It was soon the Ides of March and I was showering. No, this is not a tawdry attempt at Roman erotica.
I’d felt like shit for weeks going on months. Insomnia, night sweats, gut issues. I’d recently moved to Vancouver and I wasn’t happy about it. I attributed it to depression and skimping on food and water. I also pride myself on my high tolerance for pain. But when I’ve been compelled to write, it’s been about friends and artists who got sick and died young. Tragic, infuriating nonsense, often related to living fast and being poor.
Something is up.
The soap slid around my arm pit, and, lo, a lump. Obviously, this thing, the size of a baseball, had been around a while.
“Well, what the fuck.”
And so started my life on cancer. It’s been a month of sudden calls – “Your urgent PET Scan is tonight at 6pm. Don’t eat anything. And avoid contact with all children for 6 hours afterward. That requires me figuring out how to not see my child and make sure she is well cared for. I booked a hotel.
It makes you insane, and it makes you sicker. The stress, the lonliness, the uncertainty, the medical system’s bureaucracy and specialization and patronizing and stench of fluids, alcohol swabs and death.
Advanced breast cancer usually hits younger women – I just turned 40. And because ladies are not covered to get mammograms until age 40, and in some places it’s 50 – if you are an unfortunate, the cancer silently grows and grows and grows until you feel bad in far-off places, not your breast.
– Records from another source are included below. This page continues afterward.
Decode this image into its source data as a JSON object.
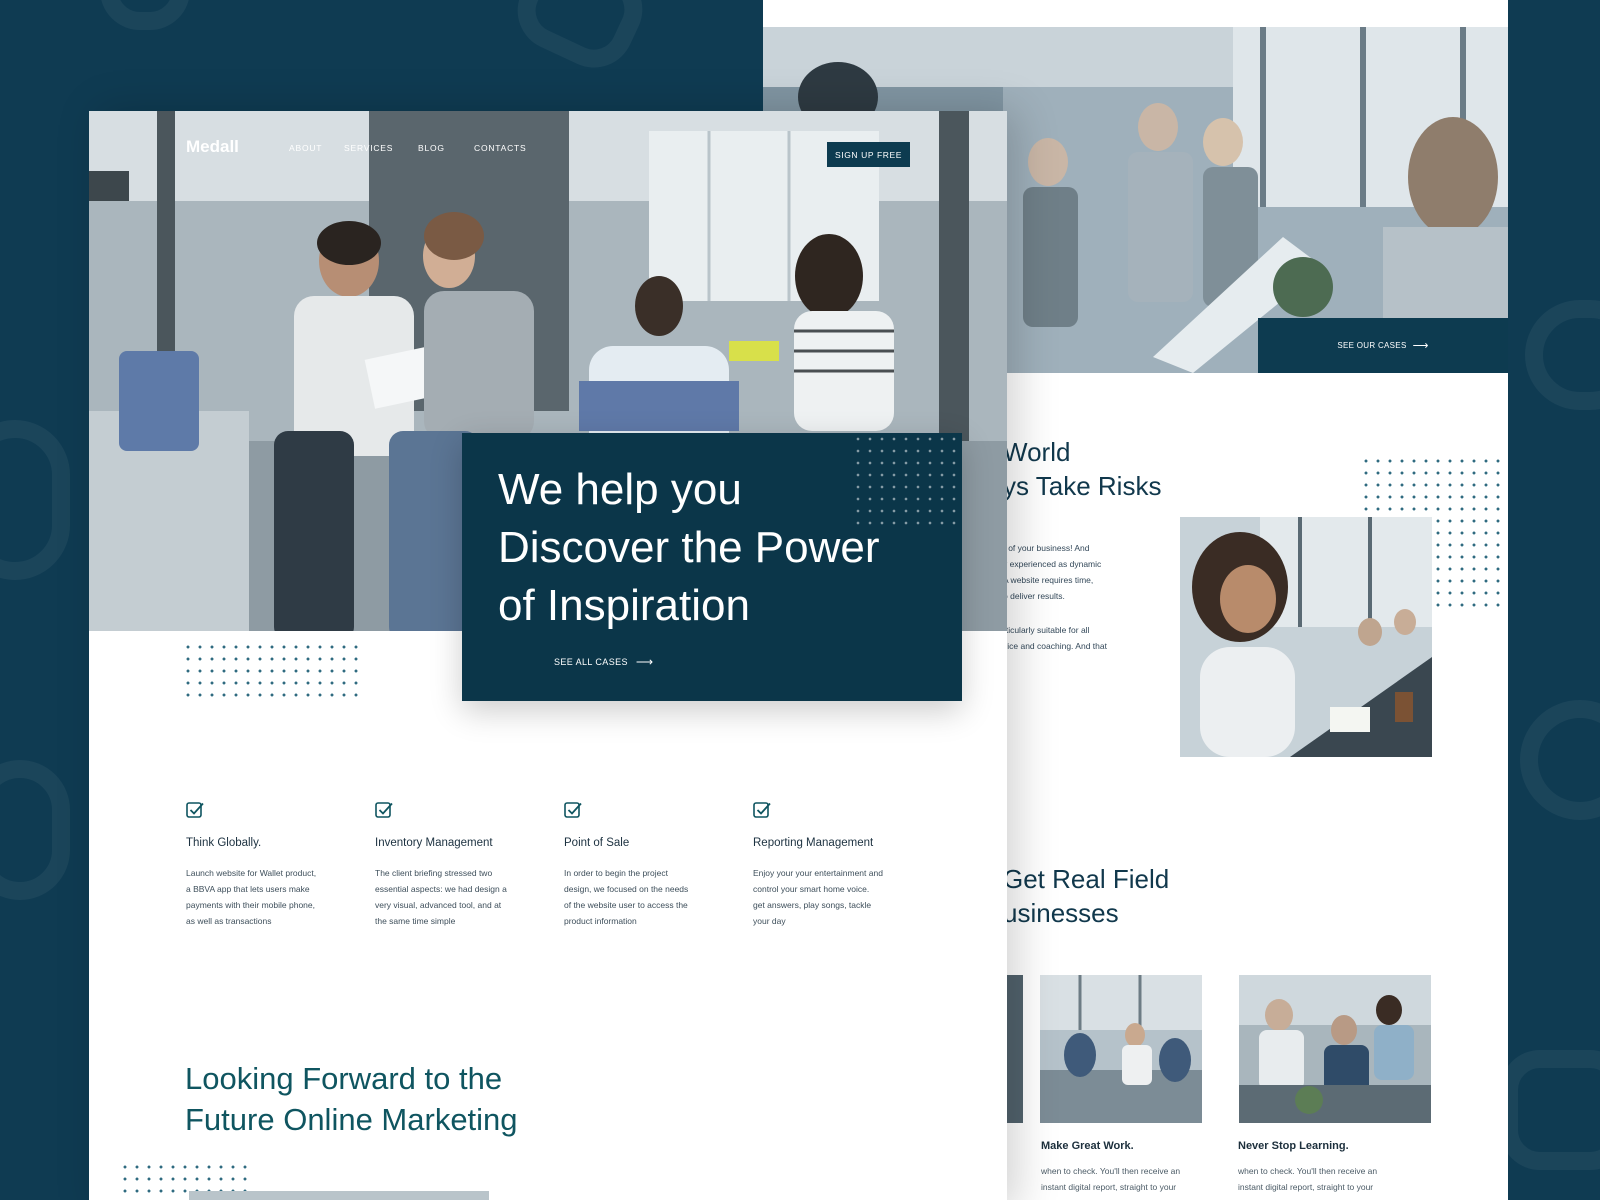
{
  "colors": {
    "background": "#0f3b52",
    "primary_dark": "#0b3649",
    "accent_teal": "#0f5560",
    "page": "#ffffff"
  },
  "front": {
    "logo": "Medall",
    "nav": [
      "ABOUT",
      "SERVICES",
      "BLOG",
      "CONTACTS"
    ],
    "signup_label": "SIGN UP FREE",
    "hero": {
      "title_lines": [
        "We help you",
        "Discover the Power",
        "of Inspiration"
      ],
      "cta_label": "SEE ALL CASES",
      "cta_icon": "arrow-right-icon"
    },
    "features": [
      {
        "icon": "checkbox-icon",
        "title": "Think Globally.",
        "text_lines": [
          "Launch website for Wallet product,",
          "a BBVA app that lets users make",
          "payments with their mobile phone,",
          "as well as transactions"
        ]
      },
      {
        "icon": "checkbox-icon",
        "title": "Inventory Management",
        "text_lines": [
          "The client briefing stressed two",
          "essential aspects: we had design a",
          "very visual, advanced tool, and at",
          "the same time simple"
        ]
      },
      {
        "icon": "checkbox-icon",
        "title": "Point of Sale",
        "text_lines": [
          "In order to begin the project",
          "design, we focused on the needs",
          "of the website user to access the",
          "product information"
        ]
      },
      {
        "icon": "checkbox-icon",
        "title": "Reporting Management",
        "text_lines": [
          "Enjoy your your entertainment and",
          "control your smart home voice.",
          "get answers, play songs, tackle",
          "your day"
        ]
      }
    ],
    "section_title_lines": [
      "Looking Forward to the",
      "Future Online Marketing"
    ]
  },
  "back": {
    "cases_label": "SEE OUR CASES",
    "heading1_lines": [
      "World",
      "ys Take Risks"
    ],
    "para1_lines": [
      "r of your business! And",
      "y experienced as dynamic",
      "A website requires time,",
      "o deliver results."
    ],
    "para2_lines": [
      "rticularly suitable for all",
      "vice and coaching. And that"
    ],
    "heading2_lines": [
      "Get Real Field",
      "usinesses"
    ],
    "cards": [
      {
        "title": "Make Great Work.",
        "text_lines": [
          "when to check. You'll then receive an",
          "instant digital report, straight to your"
        ]
      },
      {
        "title": "Never Stop Learning.",
        "text_lines": [
          "when to check. You'll then receive an",
          "instant digital report, straight to your"
        ]
      }
    ]
  }
}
I’ve got it in my breast and lymph nodes. The radiologists are still conferring about my liver and lungs. There are tumors in both of those organs, but are they bad or good? And so we wait. I’m looking at Stage 4 cancer – that is really rare for an initial diagnosis. Only six percent of women with breast cancer are in my situation from the get-go. But metastatic breast cancer is the number one killer of women in the United States under 50. And the United States has some of the best cancer research institutes in the world.
In my family, we have a lot of heart disease, lung cancer, mental illness, and alcoholism – all problems my parents and grandparents created themselves because of how they lived. Right? Well, they are also diseases of the poor, people who cope one way or another with their choices and their heavy histories. But there’s no breast cancer on either side of my family.
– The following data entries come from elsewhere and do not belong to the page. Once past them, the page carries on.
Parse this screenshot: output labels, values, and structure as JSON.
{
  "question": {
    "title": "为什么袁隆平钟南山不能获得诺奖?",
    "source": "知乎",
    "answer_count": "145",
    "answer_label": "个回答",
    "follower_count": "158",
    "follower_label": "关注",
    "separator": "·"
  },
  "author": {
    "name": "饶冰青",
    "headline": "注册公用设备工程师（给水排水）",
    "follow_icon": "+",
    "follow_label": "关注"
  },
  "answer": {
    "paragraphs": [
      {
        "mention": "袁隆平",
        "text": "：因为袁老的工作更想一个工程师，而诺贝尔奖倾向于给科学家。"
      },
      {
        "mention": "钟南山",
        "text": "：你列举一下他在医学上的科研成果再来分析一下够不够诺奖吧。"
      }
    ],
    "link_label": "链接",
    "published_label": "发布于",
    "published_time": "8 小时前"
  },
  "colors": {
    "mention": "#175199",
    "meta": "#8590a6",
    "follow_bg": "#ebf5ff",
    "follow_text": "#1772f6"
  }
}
I grew up on the banks of the Missouri River, the second biggest sewage pipe in the Midwest, a conduit of all the Big Agriculture runoff for a third of the United States. That thing stinks, it’s big and it’s fetid. The Missouri joins the Mississippi at St. Louis, and the Delta near New Orleans is now a Dead Zone, according to NOAA, that now covers 5,840 miles in the Gulf of Mexico.
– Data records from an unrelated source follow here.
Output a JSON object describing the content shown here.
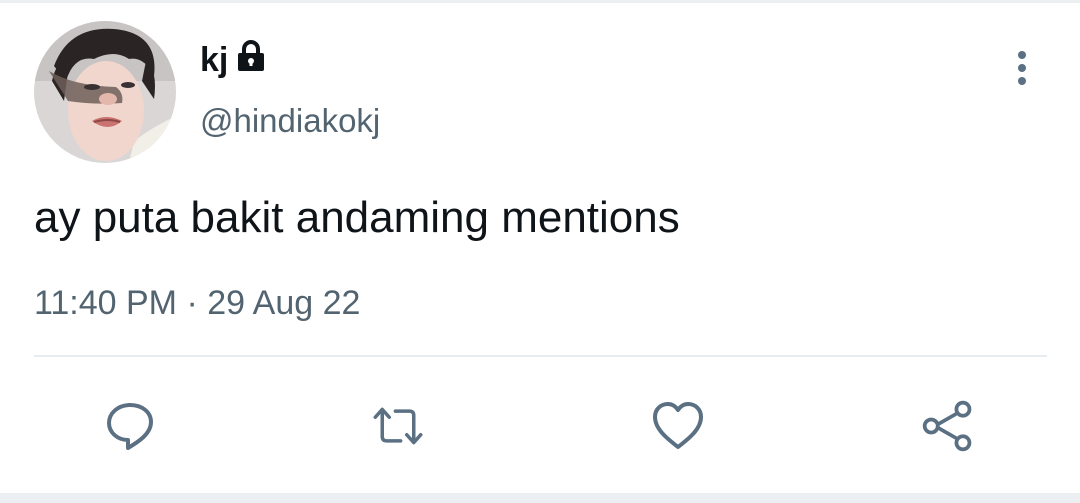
{
  "tweet": {
    "author": {
      "display_name": "kj",
      "handle": "@hindiakokj",
      "protected_icon": "lock-icon",
      "avatar": "profile-photo"
    },
    "text": "ay puta bakit andaming mentions",
    "time": "11:40 PM",
    "separator": "·",
    "date": "29 Aug 22",
    "menu_icon": "more-vertical-icon"
  },
  "actions": [
    {
      "name": "reply",
      "icon": "reply-icon"
    },
    {
      "name": "retweet",
      "icon": "retweet-icon"
    },
    {
      "name": "like",
      "icon": "heart-icon"
    },
    {
      "name": "share",
      "icon": "share-icon"
    }
  ],
  "colors": {
    "text_primary": "#0f1419",
    "text_secondary": "#536471",
    "icon": "#5b7083",
    "divider": "#e6ecf0"
  }
}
When I was a kid, I used to go down to the Missouri River banks, hold my nose and sit among the Poison Oak and Sycamores, swat mosquitoes, pick at ticks, and soak up the closest thing I could get to a wild experience. The Missouri was obviously long dead to nature, levied to the hilt. It resembled more of a canal, but I’d never seen mountains or the Pacific. That was my secret spot. I drank water out of that river until I was 17 and left home.
I can’t help but think of that river when I think about the cancer inside me. It’s also a known, and stoically Midwestern, avoided fact that my home town is a thyroid cancer cluster. The story goes that the winds of nuclear testing in New Mexico in the 40s and 50s blew over my Mid-Missouri, rained down, and, for one, my mom lost her thyroid. Three of my guy friends were diagnosed with thyroid cancer in their 20s and early 30s.
Science doesn’t like to make connections between environmental health and disease. Blame the smokers, drinkers, and stress. St. Louis-based Monsanto has donated so much money to the University of Missouri science research centers that it really should be renamed the University of Monsanto.
But big environmental groups are probably even more culpable. They fret and spend money on fighting the Keystone XL pipeline, and determining which large carnivore is the most photogenic for the grant report, but they’ve forgotten Love Canal, Karen Silkwood, and Rachel Carson. “Public health stories are too complicated, too hard to tell,” I’ve heard in the past. That translates into: “Environmental grantmakers don’t care. So we don’t care.”
But there are reporters out there doing it. Investigate West – run by one of the good environmental reporters in the Pacific Northwest, Robert McClure, is my local source. Environmental Health News has quietly been publishing a succinct daily newsletter for years and years. These sources are concerned with the facts, not framing and messaging and win-win.
Still, we have hell to pay for how we’ve treated The Big Muddy and everything else. And I’m grateful that there are people publicizing these issues.
I have cancer, but it’s not my fault. The fault lies on those who choose to ignore the environmental crises reckoning.
As Rachel Carson wrote: “Why should we tolerate a diet of weak poisons, a home in insipid surroundings, a circle of acquaintances who are not quite our enemies, the noise of motors with just enough relief to prevent insanity? Who would want to live in a world which is just not quite fatal?”
Or maybe “quite” is a reasonable revision of this quote, decades later.
Kristin Kolb writes the Daydream Nation column for CounterPunch magazine.